  • Output statements: echo vs. print -- echo can print a list
  • String literals: 'hello $name' vs. "hello $name" vs. "My computer has {$memory}MBytes of RAM"
  • Variables are weakly typed and need not be declared before used.
  • Types: scalars: boolean, float, integer, string and compound: array, object and special: null.
  • A variables type can change over its lifetime.
  • Constants: define("PI", 3.14159); Immutable and accesible globally.
  • Expressions and Operators: Concatenate uses dot (.).
  • If/else, switch, and loop statements: More or less the same as Java or C (except foreach-- see below). Short circuit evaluation is used on all conditional expressions.


  • Prototypes: returnType name(paramType paramName...)
  • Parameters are weakly typed: Be careful!
  • Type conversion can be done using casting operators, (integer), or functions:
string strval(mixed var)
integer intval(mixed var [, integer base])
float floatval(mixed var)
boolean settype(mixed var, string type)
  • Automatic type conversions. Note that "100" + 15 gives 115 (unlike Java). See table 2-1, page 39.
  • Examining Variable Type: There are lots of functions for this, including:
boolean is_int(mixed var)
boolean is_string(mixed var)
  • Is equal operator (==) vs. is identical operator (===). Is identical includes same type and value.

Functions for Debugging

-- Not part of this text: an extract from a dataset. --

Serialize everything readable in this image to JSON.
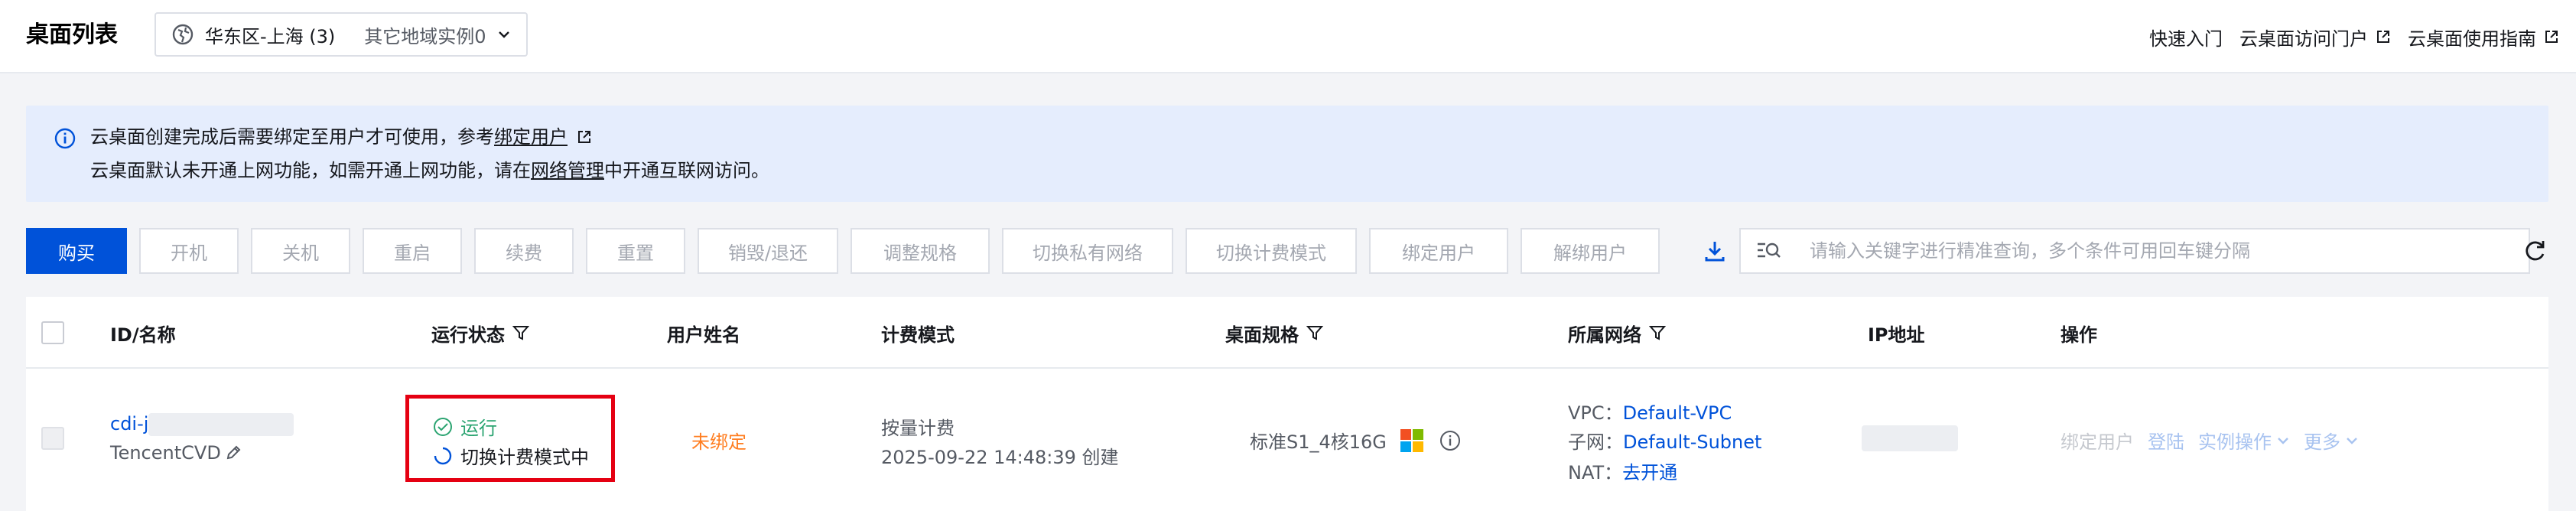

string gettype(mixed expression) -- returns the expression's type.
print_r(mixed expression) -- displays arrays.
var_dump(mixed expression [,mixed expression...]) -- prints type and value.  
boolean isset(mixed var) -- returns true iff var has been assigned a non-null value
boolean empty(mixed var) -- returns true iff var equals false
unset(mixed var [,mixed var [,...]]) -- destroys one or more variables.

User Defined Functions

  • The Bold Face example.
  • Note that parameter types and return type are note declared. The same function can give different types of results. Be careful!
  • Variable scope: PHP does complain about undeclared variables. Variables used for the first time in functions have local scope.
  • Global variables are declared within functions using the keyword global. (Opposite of some other languages.)
  • Static variables are declared within functions with the keyword static. The retain their their state between function calls.
  • Pass-by-Value: By default, values are passed to a function's parameters.
  • Default Parameter Values: Assignment expressions can be used to give default values to parameters.

Include and Require Files

  • PHP can include source code from other files including function definitions with the include and require commands. It is always best to use include_once and require_once.


  • PHP arrays are sophisticated and powerful and come with lots of built-in functionality.
  • $numbers = array(5, 4, 3, 2, 1); -- automatically indexed 0..4
  • $words = array("Web", "Database", "Applications"); -- indexed 0..2
  • PHP will automatically assign indexes:
$shopping = array();
$shopping[] = "Milk";   -- indexed at 0
$shopping[] = "Coffee"; -- indexed at 1
$shopping[] = "Sugar"; -- indexed at 2
  • print_r($shopping); -- prints the array in a nice format.

Associative Arrays

  • PHP Arrays can have strings as keys (or indices).
  • $array = array("first"=>1, "second"=>2, "third"=>3); -- array["second"] contains 2
  • Removing an array element: unset($array["first"]) -- No longer anything at that location.
  • New elements (regardless of index) are always appended to the end of the array.
$numbers = array(1=>"one", 3->"three", 5->"five");
$numbers[2] = "two";  -- added after 5.

Foreach Loop with Arrays

foreach(array_expression as $value) {...} 
foreach(array_expression as $key=>$value) {...} 
  • Examples:
$lengths = array(0, 107, 202, 400, 475);
foreach($lengths as $cm)
  $inch = $cm / 2.54;
  print "{$cm} centimeters = {$inch} inches\n";
$sounds = array("cow"=>"moo", "dog"=>"woof", "pig"=>"oink", "duck"=>"quack");
foreach($sounds as $animal => $sound)
  print "A {$animal} goes {$sound}\n";

Built-in Array and String Functions

PHP has a lot of built-in array functions and lots of built-in string functions.


Hugh Williams & David Lane, Web Database Applications with PHP and MySQL